Your goal: An exact copy of the records below is needed, with every picture left out.
----- Data supplied -----
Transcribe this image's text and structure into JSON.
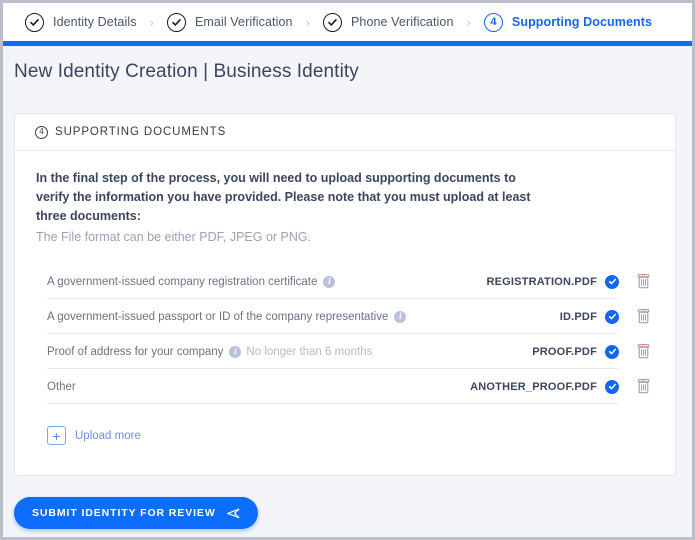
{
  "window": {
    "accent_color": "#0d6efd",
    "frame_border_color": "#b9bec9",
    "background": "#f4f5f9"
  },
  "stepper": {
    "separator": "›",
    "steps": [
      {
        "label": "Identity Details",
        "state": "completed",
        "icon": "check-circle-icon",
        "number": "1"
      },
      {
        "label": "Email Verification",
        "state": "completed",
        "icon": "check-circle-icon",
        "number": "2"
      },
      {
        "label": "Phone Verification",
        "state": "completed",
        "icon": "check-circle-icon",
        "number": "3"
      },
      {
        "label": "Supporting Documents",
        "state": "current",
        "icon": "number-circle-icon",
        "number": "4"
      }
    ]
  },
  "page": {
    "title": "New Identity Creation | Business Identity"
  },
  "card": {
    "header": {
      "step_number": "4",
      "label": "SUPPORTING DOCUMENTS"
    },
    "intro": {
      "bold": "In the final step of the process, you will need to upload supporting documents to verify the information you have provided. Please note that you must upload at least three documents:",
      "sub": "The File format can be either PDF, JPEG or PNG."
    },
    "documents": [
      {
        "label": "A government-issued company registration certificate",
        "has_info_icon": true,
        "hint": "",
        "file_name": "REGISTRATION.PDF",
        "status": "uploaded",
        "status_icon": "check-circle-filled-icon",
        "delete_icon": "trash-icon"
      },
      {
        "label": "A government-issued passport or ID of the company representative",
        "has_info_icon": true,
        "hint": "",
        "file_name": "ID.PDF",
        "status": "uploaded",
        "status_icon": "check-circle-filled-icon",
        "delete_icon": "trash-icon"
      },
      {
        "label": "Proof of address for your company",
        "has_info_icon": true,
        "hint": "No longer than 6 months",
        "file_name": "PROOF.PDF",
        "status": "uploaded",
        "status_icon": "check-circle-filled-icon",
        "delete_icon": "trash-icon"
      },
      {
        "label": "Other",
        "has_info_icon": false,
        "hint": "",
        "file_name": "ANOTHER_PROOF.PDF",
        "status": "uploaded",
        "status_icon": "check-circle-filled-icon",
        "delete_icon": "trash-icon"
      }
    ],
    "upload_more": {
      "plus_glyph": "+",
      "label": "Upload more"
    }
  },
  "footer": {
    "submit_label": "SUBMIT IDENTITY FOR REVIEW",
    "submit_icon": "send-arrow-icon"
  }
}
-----
Reply to the exercise:
Transcribe this image's text and structure into JSON.
{
  "window": {
    "accent_color": "#0d6efd",
    "frame_border_color": "#b9bec9",
    "background": "#f4f5f9"
  },
  "stepper": {
    "separator": "›",
    "steps": [
      {
        "label": "Identity Details",
        "state": "completed",
        "icon": "check-circle-icon",
        "number": "1"
      },
      {
        "label": "Email Verification",
        "state": "completed",
        "icon": "check-circle-icon",
        "number": "2"
      },
      {
        "label": "Phone Verification",
        "state": "completed",
        "icon": "check-circle-icon",
        "number": "3"
      },
      {
        "label": "Supporting Documents",
        "state": "current",
        "icon": "number-circle-icon",
        "number": "4"
      }
    ]
  },
  "page": {
    "title": "New Identity Creation | Business Identity"
  },
  "card": {
    "header": {
      "step_number": "4",
      "label": "SUPPORTING DOCUMENTS"
    },
    "intro": {
      "bold": "In the final step of the process, you will need to upload supporting documents to verify the information you have provided. Please note that you must upload at least three documents:",
      "sub": "The File format can be either PDF, JPEG or PNG."
    },
    "documents": [
      {
        "label": "A government-issued company registration certificate",
        "has_info_icon": true,
        "hint": "",
        "file_name": "REGISTRATION.PDF",
        "status": "uploaded",
        "status_icon": "check-circle-filled-icon",
        "delete_icon": "trash-icon"
      },
      {
        "label": "A government-issued passport or ID of the company representative",
        "has_info_icon": true,
        "hint": "",
        "file_name": "ID.PDF",
        "status": "uploaded",
        "status_icon": "check-circle-filled-icon",
        "delete_icon": "trash-icon"
      },
      {
        "label": "Proof of address for your company",
        "has_info_icon": true,
        "hint": "No longer than 6 months",
        "file_name": "PROOF.PDF",
        "status": "uploaded",
        "status_icon": "check-circle-filled-icon",
        "delete_icon": "trash-icon"
      },
      {
        "label": "Other",
        "has_info_icon": false,
        "hint": "",
        "file_name": "ANOTHER_PROOF.PDF",
        "status": "uploaded",
        "status_icon": "check-circle-filled-icon",
        "delete_icon": "trash-icon"
      }
    ],
    "upload_more": {
      "plus_glyph": "+",
      "label": "Upload more"
    }
  },
  "footer": {
    "submit_label": "SUBMIT IDENTITY FOR REVIEW",
    "submit_icon": "send-arrow-icon"
  }
}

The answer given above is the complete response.